▶ **Provided data**:
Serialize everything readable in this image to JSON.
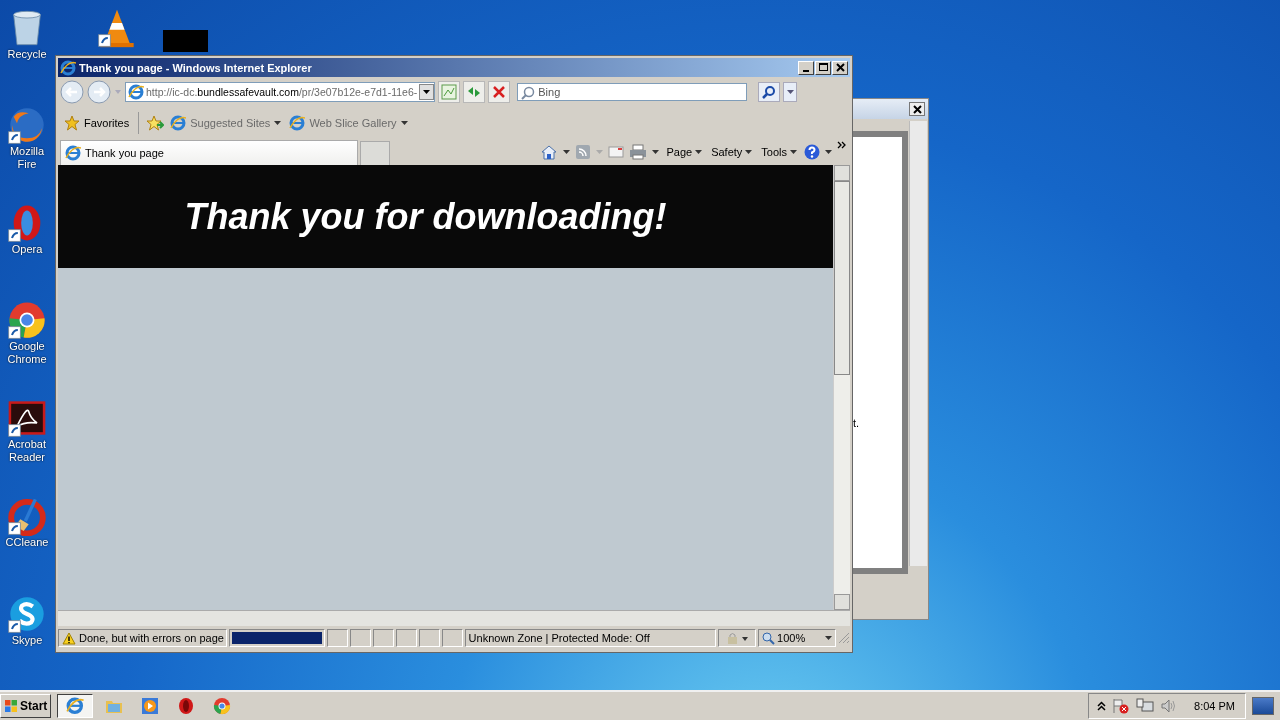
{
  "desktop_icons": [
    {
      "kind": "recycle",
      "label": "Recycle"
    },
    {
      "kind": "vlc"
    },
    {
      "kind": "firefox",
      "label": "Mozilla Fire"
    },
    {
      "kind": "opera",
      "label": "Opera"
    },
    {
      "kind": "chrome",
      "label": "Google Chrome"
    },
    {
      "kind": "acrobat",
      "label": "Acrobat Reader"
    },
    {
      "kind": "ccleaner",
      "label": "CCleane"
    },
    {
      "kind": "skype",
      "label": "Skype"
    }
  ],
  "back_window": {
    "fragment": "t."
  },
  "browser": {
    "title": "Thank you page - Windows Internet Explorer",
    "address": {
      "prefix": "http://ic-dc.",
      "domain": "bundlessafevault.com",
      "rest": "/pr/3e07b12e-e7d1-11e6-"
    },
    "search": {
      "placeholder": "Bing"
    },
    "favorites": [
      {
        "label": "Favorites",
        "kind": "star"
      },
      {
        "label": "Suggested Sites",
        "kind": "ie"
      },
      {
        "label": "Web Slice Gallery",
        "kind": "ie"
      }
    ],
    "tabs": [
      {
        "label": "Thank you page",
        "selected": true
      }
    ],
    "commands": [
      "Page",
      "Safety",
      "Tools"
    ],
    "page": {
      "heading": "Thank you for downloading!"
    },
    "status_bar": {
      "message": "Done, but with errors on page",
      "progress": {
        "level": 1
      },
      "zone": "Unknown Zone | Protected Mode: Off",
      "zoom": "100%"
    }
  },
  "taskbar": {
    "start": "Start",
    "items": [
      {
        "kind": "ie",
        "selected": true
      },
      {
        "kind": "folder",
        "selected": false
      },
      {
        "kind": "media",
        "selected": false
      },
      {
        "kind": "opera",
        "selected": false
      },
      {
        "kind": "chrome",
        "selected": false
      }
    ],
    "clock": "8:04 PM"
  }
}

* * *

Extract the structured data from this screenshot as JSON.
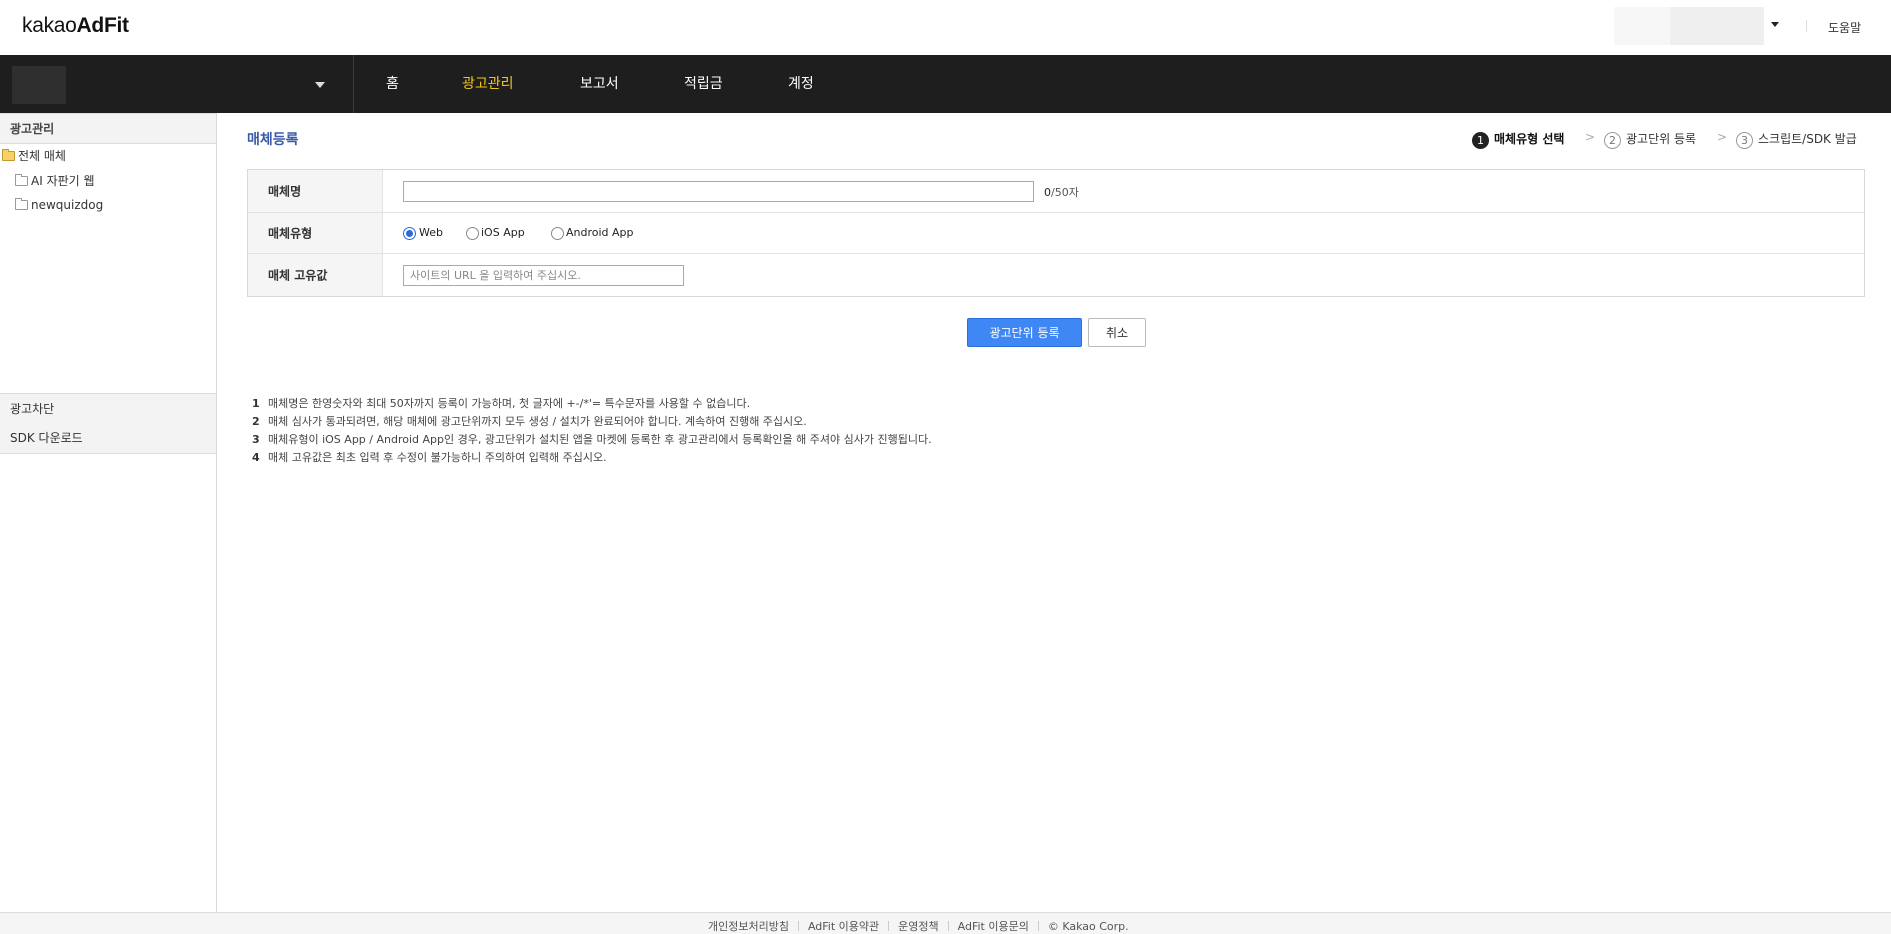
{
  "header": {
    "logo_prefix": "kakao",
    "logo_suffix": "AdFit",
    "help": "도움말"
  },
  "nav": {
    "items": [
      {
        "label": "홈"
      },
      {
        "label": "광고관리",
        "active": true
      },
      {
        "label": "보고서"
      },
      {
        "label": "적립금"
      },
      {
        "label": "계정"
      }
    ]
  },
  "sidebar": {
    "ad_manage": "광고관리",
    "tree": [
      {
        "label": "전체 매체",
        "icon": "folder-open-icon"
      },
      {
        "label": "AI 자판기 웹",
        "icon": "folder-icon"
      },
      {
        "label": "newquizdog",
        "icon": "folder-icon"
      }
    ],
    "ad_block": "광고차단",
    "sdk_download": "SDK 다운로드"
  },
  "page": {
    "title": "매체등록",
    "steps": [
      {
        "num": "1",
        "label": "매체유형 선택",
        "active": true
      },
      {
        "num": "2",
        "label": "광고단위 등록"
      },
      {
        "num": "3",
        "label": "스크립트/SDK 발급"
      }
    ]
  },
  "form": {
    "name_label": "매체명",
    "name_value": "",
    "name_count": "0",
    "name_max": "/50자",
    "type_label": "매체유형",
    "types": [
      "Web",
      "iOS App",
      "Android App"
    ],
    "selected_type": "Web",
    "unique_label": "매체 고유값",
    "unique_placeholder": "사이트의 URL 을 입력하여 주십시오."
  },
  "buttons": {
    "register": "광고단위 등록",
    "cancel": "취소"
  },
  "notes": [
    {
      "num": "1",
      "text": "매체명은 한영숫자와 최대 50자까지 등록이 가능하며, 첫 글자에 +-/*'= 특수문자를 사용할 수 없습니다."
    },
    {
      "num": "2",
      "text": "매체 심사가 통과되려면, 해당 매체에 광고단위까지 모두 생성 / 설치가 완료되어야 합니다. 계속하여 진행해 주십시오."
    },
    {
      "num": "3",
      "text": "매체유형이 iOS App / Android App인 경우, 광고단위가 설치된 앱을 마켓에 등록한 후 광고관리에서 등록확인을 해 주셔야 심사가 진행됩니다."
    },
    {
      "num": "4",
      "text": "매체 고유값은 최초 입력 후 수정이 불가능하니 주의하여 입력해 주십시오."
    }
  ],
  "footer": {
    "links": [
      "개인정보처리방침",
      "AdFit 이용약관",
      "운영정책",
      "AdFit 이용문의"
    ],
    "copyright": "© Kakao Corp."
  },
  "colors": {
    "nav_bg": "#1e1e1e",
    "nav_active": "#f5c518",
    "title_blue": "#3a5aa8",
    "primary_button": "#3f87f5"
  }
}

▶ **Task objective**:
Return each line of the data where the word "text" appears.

▶ **Exercise output**:
      "text": "매체명은 한영숫자와 최대 50자까지 등록이 가능하며, 첫 글자에 +-/*'= 특수문자를 사용할 수 없습니다."
      "text": "매체 심사가 통과되려면, 해당 매체에 광고단위까지 모두 생성 / 설치가 완료되어야 합니다. 계속하여 진행해 주십시오."
      "text": "매체유형이 iOS App / Android App인 경우, 광고단위가 설치된 앱을 마켓에 등록한 후 광고관리에서 등록확인을 해 주셔야 심사가 진행됩니다."
      "text": "매체 고유값은 최초 입력 후 수정이 불가능하니 주의하여 입력해 주십시오."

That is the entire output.